The role of local thyroid hormone perturbation in hippocampal sclerosis dementia—commentary on a multi-modality study

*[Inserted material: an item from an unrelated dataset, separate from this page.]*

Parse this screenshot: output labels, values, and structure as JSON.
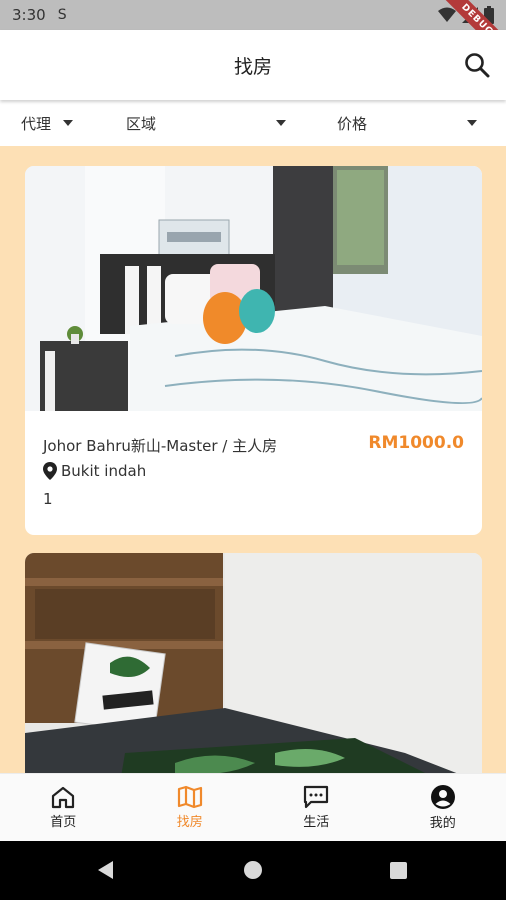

Dementia is a common condition and its prevalence is expected to increase further in the coming decades due to population ageing. It is estimated that 35.6 million people were living with dementia worldwide in 2010, with numbers expected to rise to 65.7 million in 2030 and 115.4 million in 2050 (1). Dementia affects not only the individuals and families living with the condition but also the social-economy system. The global economic burden is estimated to be more than $800 billion and expected to rise further still (2). Currently, no effective disease-modifying or preventive measures have been identified. Several stakeholders, including governments of 80 countries, have committed to prioritise research in this area and allocate resources with the aim to reduce the global burden of dementia (3). Alzheimer disease, vascular dementia, dementia with Lewy bodies and frontotemporal dementia are among the most common types of dementia; caused by a complex interplay between genetics, environment and lifestyle (4). AD has a strong genetic component with more than 20 risk alleles being identified and the heritability rate of the different dementia subtypes ranges from 40 to 80 % (4).